I am saddened, outraged, and confused about the unnecessary killings of George Floyd, Ahmaud Arbery, Breonna Taylor and countless other human lives. I ask myself, like so many of you, how can racial injustice still thrive in 2020?
As soon as I am ready to begin a dialogue with someone about race, I remind myself that I’m white and I am privileged because of my whiteness. I remind myself that I’m also raising two children, also white, with the same privilege. We go on walks to the creek by our local park – and we don’t even question our safety. We ride our bikes in the street because we trust that others will slow down when they see us. I feel valued and heard when I make a phone call to my child’s school or doctor’s office.
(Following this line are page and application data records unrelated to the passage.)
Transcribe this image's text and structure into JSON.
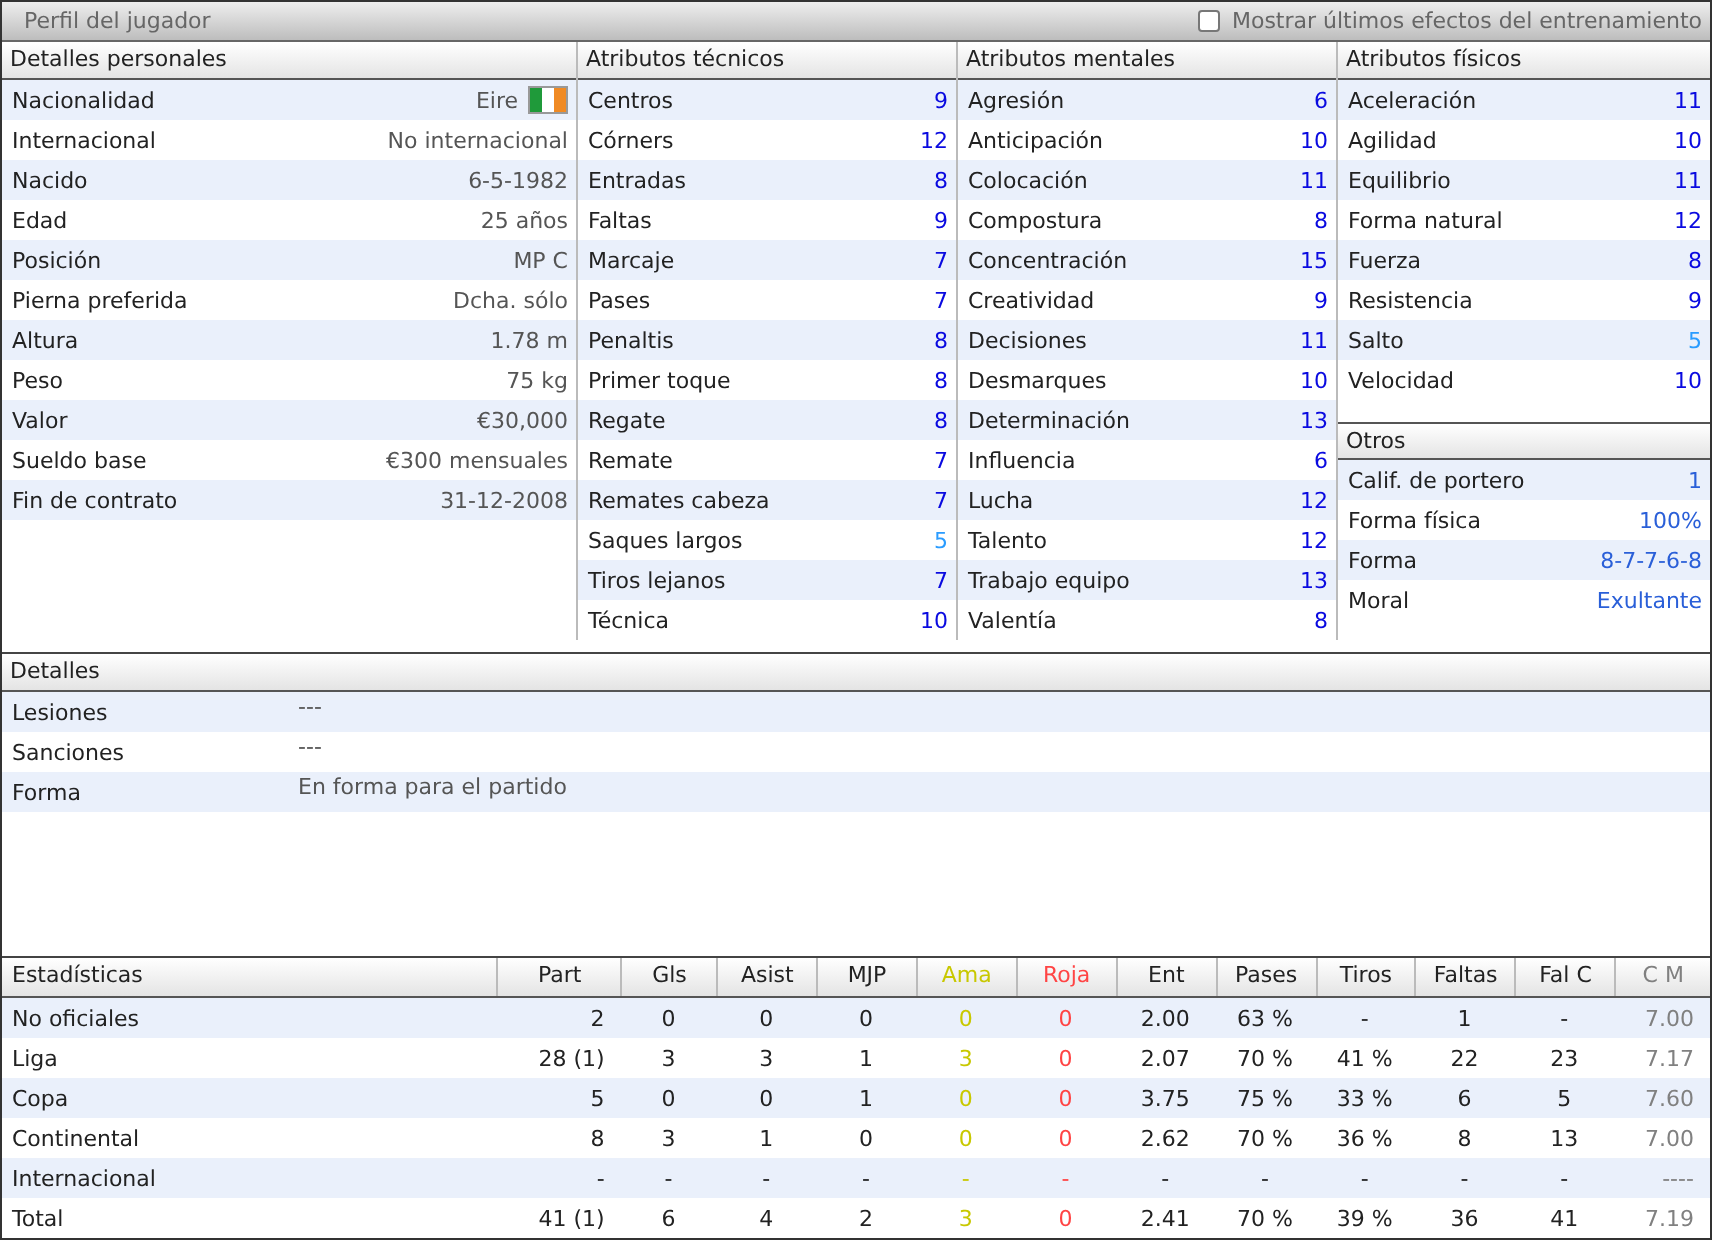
{
  "title": "Perfil del jugador",
  "training_toggle": {
    "label": "Mostrar últimos efectos del entrenamiento",
    "checked": false
  },
  "personal": {
    "title": "Detalles personales",
    "rows": [
      {
        "kind": "nationality",
        "label": "Nacionalidad",
        "value": "Eire"
      },
      {
        "kind": "text",
        "label": "Internacional",
        "value": "No internacional"
      },
      {
        "kind": "text",
        "label": "Nacido",
        "value": "6-5-1982"
      },
      {
        "kind": "text",
        "label": "Edad",
        "value": "25 años"
      },
      {
        "kind": "text",
        "label": "Posición",
        "value": "MP C"
      },
      {
        "kind": "text",
        "label": "Pierna preferida",
        "value": "Dcha. sólo"
      },
      {
        "kind": "text",
        "label": "Altura",
        "value": "1.78 m"
      },
      {
        "kind": "text",
        "label": "Peso",
        "value": "75 kg"
      },
      {
        "kind": "text",
        "label": "Valor",
        "value": "€30,000"
      },
      {
        "kind": "text",
        "label": "Sueldo base",
        "value": "€300 mensuales"
      },
      {
        "kind": "text",
        "label": "Fin de contrato",
        "value": "31-12-2008"
      }
    ]
  },
  "technical": {
    "title": "Atributos técnicos",
    "items": [
      {
        "label": "Centros",
        "value": "9",
        "color": "#0a0ae0"
      },
      {
        "label": "Córners",
        "value": "12",
        "color": "#0a0ae0"
      },
      {
        "label": "Entradas",
        "value": "8",
        "color": "#0a0ae0"
      },
      {
        "label": "Faltas",
        "value": "9",
        "color": "#0a0ae0"
      },
      {
        "label": "Marcaje",
        "value": "7",
        "color": "#0a0ae0"
      },
      {
        "label": "Pases",
        "value": "7",
        "color": "#0a0ae0"
      },
      {
        "label": "Penaltis",
        "value": "8",
        "color": "#0a0ae0"
      },
      {
        "label": "Primer toque",
        "value": "8",
        "color": "#0a0ae0"
      },
      {
        "label": "Regate",
        "value": "8",
        "color": "#0a0ae0"
      },
      {
        "label": "Remate",
        "value": "7",
        "color": "#0a0ae0"
      },
      {
        "label": "Remates cabeza",
        "value": "7",
        "color": "#0a0ae0"
      },
      {
        "label": "Saques largos",
        "value": "5",
        "color": "#2a9cff"
      },
      {
        "label": "Tiros lejanos",
        "value": "7",
        "color": "#0a0ae0"
      },
      {
        "label": "Técnica",
        "value": "10",
        "color": "#0a0ae0"
      }
    ]
  },
  "mental": {
    "title": "Atributos mentales",
    "items": [
      {
        "label": "Agresión",
        "value": "6",
        "color": "#0a0ae0"
      },
      {
        "label": "Anticipación",
        "value": "10",
        "color": "#0a0ae0"
      },
      {
        "label": "Colocación",
        "value": "11",
        "color": "#0a0ae0"
      },
      {
        "label": "Compostura",
        "value": "8",
        "color": "#0a0ae0"
      },
      {
        "label": "Concentración",
        "value": "15",
        "color": "#0a0ae0"
      },
      {
        "label": "Creatividad",
        "value": "9",
        "color": "#0a0ae0"
      },
      {
        "label": "Decisiones",
        "value": "11",
        "color": "#0a0ae0"
      },
      {
        "label": "Desmarques",
        "value": "10",
        "color": "#0a0ae0"
      },
      {
        "label": "Determinación",
        "value": "13",
        "color": "#0a0ae0"
      },
      {
        "label": "Influencia",
        "value": "6",
        "color": "#0a0ae0"
      },
      {
        "label": "Lucha",
        "value": "12",
        "color": "#0a0ae0"
      },
      {
        "label": "Talento",
        "value": "12",
        "color": "#0a0ae0"
      },
      {
        "label": "Trabajo equipo",
        "value": "13",
        "color": "#0a0ae0"
      },
      {
        "label": "Valentía",
        "value": "8",
        "color": "#0a0ae0"
      }
    ]
  },
  "physical": {
    "title": "Atributos físicos",
    "items": [
      {
        "label": "Aceleración",
        "value": "11",
        "color": "#0a0ae0"
      },
      {
        "label": "Agilidad",
        "value": "10",
        "color": "#0a0ae0"
      },
      {
        "label": "Equilibrio",
        "value": "11",
        "color": "#0a0ae0"
      },
      {
        "label": "Forma natural",
        "value": "12",
        "color": "#0a0ae0"
      },
      {
        "label": "Fuerza",
        "value": "8",
        "color": "#0a0ae0"
      },
      {
        "label": "Resistencia",
        "value": "9",
        "color": "#0a0ae0"
      },
      {
        "label": "Salto",
        "value": "5",
        "color": "#2a9cff"
      },
      {
        "label": "Velocidad",
        "value": "10",
        "color": "#0a0ae0"
      }
    ]
  },
  "others": {
    "title": "Otros",
    "items": [
      {
        "label": "Calif. de portero",
        "value": "1",
        "color": "#2a5fd8"
      },
      {
        "label": "Forma física",
        "value": "100%",
        "color": "#2a5fd8"
      },
      {
        "label": "Forma",
        "value": "8-7-7-6-8",
        "color": "#2a5fd8"
      },
      {
        "label": "Moral",
        "value": "Exultante",
        "color": "#2a5fd8"
      }
    ]
  },
  "details": {
    "title": "Detalles",
    "rows": [
      {
        "label": "Lesiones",
        "value": "---"
      },
      {
        "label": "Sanciones",
        "value": "---"
      },
      {
        "label": "Forma",
        "value": "En forma para el partido"
      }
    ]
  },
  "stats": {
    "columns": [
      {
        "label": "Estadísticas",
        "color": "#222222"
      },
      {
        "label": "Part",
        "color": "#222222"
      },
      {
        "label": "Gls",
        "color": "#222222"
      },
      {
        "label": "Asist",
        "color": "#222222"
      },
      {
        "label": "MJP",
        "color": "#222222"
      },
      {
        "label": "Ama",
        "color": "#c8c800"
      },
      {
        "label": "Roja",
        "color": "#ff4444"
      },
      {
        "label": "Ent",
        "color": "#222222"
      },
      {
        "label": "Pases",
        "color": "#222222"
      },
      {
        "label": "Tiros",
        "color": "#222222"
      },
      {
        "label": "Faltas",
        "color": "#222222"
      },
      {
        "label": "Fal C",
        "color": "#222222"
      },
      {
        "label": "C M",
        "color": "#808080"
      }
    ],
    "rows": [
      [
        "No oficiales",
        "2",
        "0",
        "0",
        "0",
        "0",
        "0",
        "2.00",
        "63 %",
        "-",
        "1",
        "-",
        "7.00"
      ],
      [
        "Liga",
        "28 (1)",
        "3",
        "3",
        "1",
        "3",
        "0",
        "2.07",
        "70 %",
        "41 %",
        "22",
        "23",
        "7.17"
      ],
      [
        "Copa",
        "5",
        "0",
        "0",
        "1",
        "0",
        "0",
        "3.75",
        "75 %",
        "33 %",
        "6",
        "5",
        "7.60"
      ],
      [
        "Continental",
        "8",
        "3",
        "1",
        "0",
        "0",
        "0",
        "2.62",
        "70 %",
        "36 %",
        "8",
        "13",
        "7.00"
      ],
      [
        "Internacional",
        "-",
        "-",
        "-",
        "-",
        "-",
        "-",
        "-",
        "-",
        "-",
        "-",
        "-",
        "----"
      ],
      [
        "Total",
        "41 (1)",
        "6",
        "4",
        "2",
        "3",
        "0",
        "2.41",
        "70 %",
        "39 %",
        "36",
        "41",
        "7.19"
      ]
    ]
  }
}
I have a steady, fulfilling profession where I can take healthy risks and still be appreciated (and paid).
And while we don’t live a lavish lifestyle, I recognize that the life I’ve created is truly privileged. So, now more than ever, I truly believe it would be more of an injustice to my kids, at the young ages of 6 and 9, to avoid talking about the deep pain points in our country. It would be wrong to ignore what is happening because of thinking such as: my kids are too young, my son has autism, and I must protect them from the ugliness of the world. …
In fact, in a recent conversation with my son, Buddy, who sees things in one box or another (and never in a basket), I learned just how disheartening today’s climate is for our children. After reviewing some visual cards to break down the story of “why” George Floyd was killed, my son said, “I don’t get it, Mom.”
My response to him was about trying to understand what part he didn’t understand. Was it the part where Mr. Floyd was arrested or the part where people became very angry. I even asked him to repeat what he knew to me. And, he did understand the sequence of events.
After talking some more I learned that Buddy didn’t get the heartlessness of acts of violence. He didn’t understand why Mr. Floyd’s skin color even mattered. Autism or no autism, Buddy understands the basis of humanity.
And, I agree with him.
Today, I commit to asking myself the difficult questions about my role in our countries’ current racial tension. I will have real conversations with my children about George Floyd, Ahmaud Arbery, Breonna Taylor and more. I promise to shut down conversations that allude to racial bias, because my kids need to know that as a white individual it is my duty to be an ally for others. And, I will be fierce in my belief that talking about racism won’t create a divide; rather, it will lead to inclusive, productive conversations. Part of being a white mother in today’s world is more than just teaching my kids about being kind and inclusive. It is about showing them their own power in fighting against racism – and in always being an ally for another person.